IU has comeback with a gentle pop declaration of independence, “Palette“, featuring G-Dragon as support to her playful statement of personal growth.
“Palette“ is intended as a sequel to “Twenty Three” which explored themes of agency, societal expectations, and uncertainty. While the “Twenty Three“ MV used visuals in a challenging way to explore childishness and adulthood as well as sexuality; “Palette” takes a step back from the provocation of its predecessor and presents a self-assured message of validation. IU affirms knowledge of her identity and claims ownership of herself with more confidence.
“Palette“, to casual listeners, can seem superficial as many of the veiled references refer to IU’s own history but with the benefit of context and insight; a lot can be read between the lines. The mostly self-written and produced song is reflective fitting in with its official promotion as a coming-of-age moment for IU.
“Palette‘s” lyrics may seem vapid in that listeners are only clued into changes about her likes and dislikes. The simplicity of the song is intentional and serves a symbolic purpose.
It’s strange but these days, I like what’s easy
But yet, I still like Corinne’s music
I prefer deep purple over hot pink
What else do I like?
Pyjamas with buttons, lipstick, and mischievous jokes
The first line is an explanation of the premise of the entire song. IU chooses to focus on the surface aspects of her life that can be interpreted to have deeper meaning by listeners without having to do the ‘hard work’ of making her intentions explicit. The constant repetition of the phrase “I like this” in the chorus along with the declarative statements of her preferences also position the track as an assertion of individualism.
The list of relatively banal preferences is useful to allow listeners to project themselves onto the image that IU has presented to the public. Any woman in her mid-twenties could enjoy the music of Corinne Bailey Rae, prefer purple to pink or enjoy things of the past. “Palette“ is not a confessional song, despite having autobiographical details, it is a quiet claim to agency.
I prefer bobbed hair over long hair
I did look beautiful when I sang Good Day
Why is it?
I like things that are out of style
I like colourful palettes over paintings, diaries, the times spent sleeping
Some of the interests that IU names — colours, clothing, and hairstyles– all relate to imagery associated with her previous well-known performances.
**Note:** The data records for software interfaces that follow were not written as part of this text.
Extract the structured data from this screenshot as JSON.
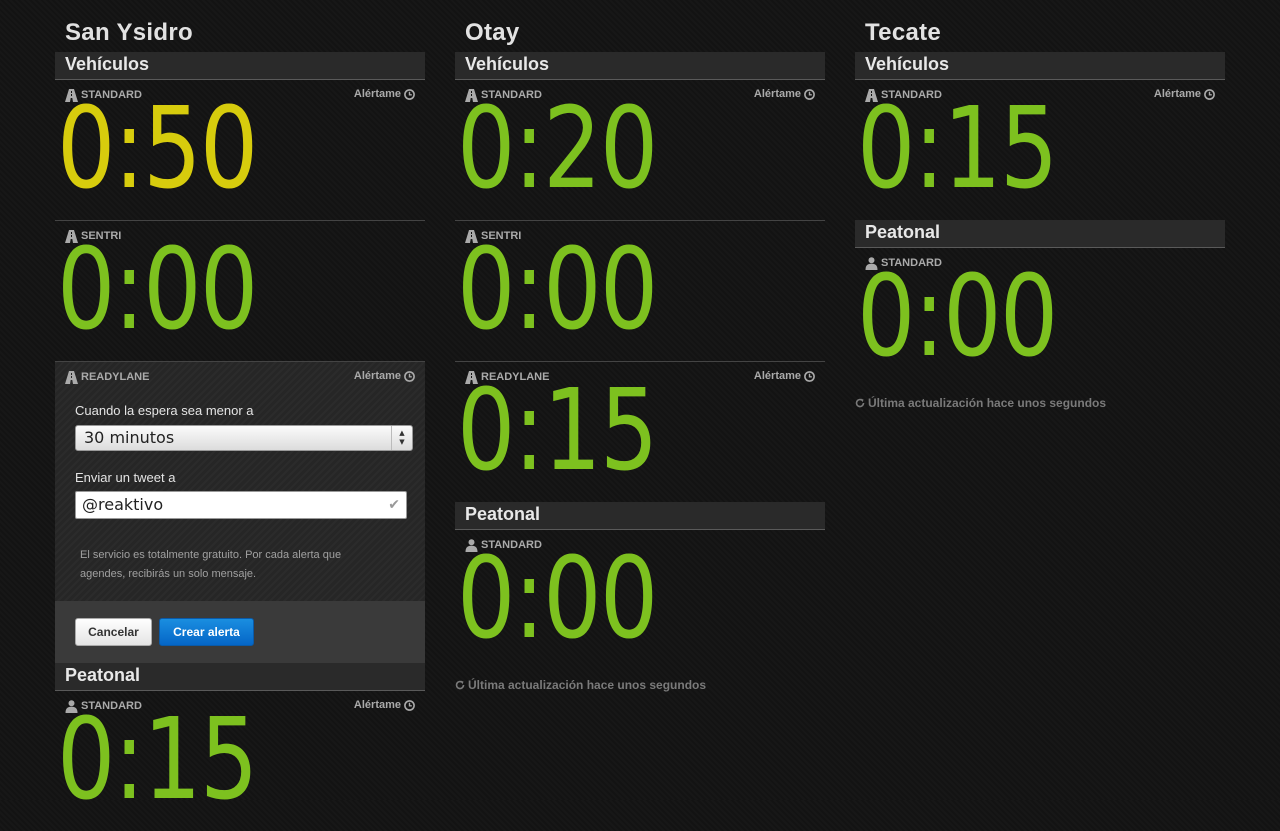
{
  "crossings": [
    {
      "name": "San Ysidro",
      "vehicles_header": "Vehículos",
      "standard": {
        "label": "STANDARD",
        "alert": "Alértame",
        "wait": "0:50",
        "color": "#d7cc0d"
      },
      "sentri": {
        "label": "SENTRI",
        "wait": "0:00"
      },
      "readylane": {
        "label": "READYLANE",
        "alert": "Alértame"
      },
      "alert_form": {
        "condition_label": "Cuando la espera sea menor a",
        "selected_option": "30 minutos",
        "tweet_label": "Enviar un tweet a",
        "tweet_value": "@reaktivo",
        "help_text": "El servicio es totalmente gratuito. Por cada alerta que agendes, recibirás un solo mensaje.",
        "cancel_label": "Cancelar",
        "create_label": "Crear alerta"
      },
      "pedestrian_header": "Peatonal",
      "pedestrian_standard": {
        "label": "STANDARD",
        "alert": "Alértame",
        "wait": "0:15"
      }
    },
    {
      "name": "Otay",
      "vehicles_header": "Vehículos",
      "standard": {
        "label": "STANDARD",
        "alert": "Alértame",
        "wait": "0:20"
      },
      "sentri": {
        "label": "SENTRI",
        "wait": "0:00"
      },
      "readylane": {
        "label": "READYLANE",
        "alert": "Alértame",
        "wait": "0:15"
      },
      "pedestrian_header": "Peatonal",
      "pedestrian_standard": {
        "label": "STANDARD",
        "wait": "0:00"
      },
      "last_update": "Última actualización hace unos segundos"
    },
    {
      "name": "Tecate",
      "vehicles_header": "Vehículos",
      "standard": {
        "label": "STANDARD",
        "alert": "Alértame",
        "wait": "0:15"
      },
      "pedestrian_header": "Peatonal",
      "pedestrian_standard": {
        "label": "STANDARD",
        "wait": "0:00"
      },
      "last_update": "Última actualización hace unos segundos"
    }
  ],
  "colors": {
    "ok": "#7dc11f",
    "warning": "#d7cc0d",
    "background": "#131313"
  }
}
Hot pink, long hair and uncomfortable clothing are symbolic of her past — particularly her first breakout hit, Good Day — and stating her new preferences distances herself from that image.
The second line of the chorus alternates between IU saying “I know you like me” and “I know you hate me” hinting that she is still uncertain of her appeal. The uncertainty of the past and an awareness of societal pressures is still a feature from her “Twenty Three” days when she sang “I’m always anxious”. Visual cues in the MV like the disapproving eyes that watch her as she chooses purple over pink; the Instagram overlay and comments that hover over her face indicates that she is aware that she is still being watched and evaluated. The MV and song hint that while IU knows herself a bit better and is putting her own preferences before what is expected of her; she still desires approval and love.
G-Dragon‘s verse speaks to the rapper’s own discomfort with the process of aging. While IU focuses on her personal development, G-Dragon raps about the bloom of youth, and beauty. He reassures her that she will always be loved. He delivers this message in a more muted style than usual, matching the song’s sweet tone.
The production has some dream pop influences and aims for a ‘retro synth pop’ sound according to official interviews. This is significant as the song looks back on IU’s life while referencing a nostalgic sound. The layered, twinkling harmonies in the background bring a sense of whimsy to the jazzy keys. The understated synth effects don’t pigeonhole the song; allowing an accessible, commercial take on the genre.
“Palette,“ being released as a mostly self-written and composed title track on an album that is also lyrically led by her, is a bold move demonstrating IU’s intention to take command of her career. The track walks a line between singer/songwriter candour and commercial appeal, showing that she’s not prepared to fade into obscurity while showing a more authentic side of herself. “Palette” is one more careful step towards IU establishing artistic control while retaining profitability and to that purpose, she has been successful.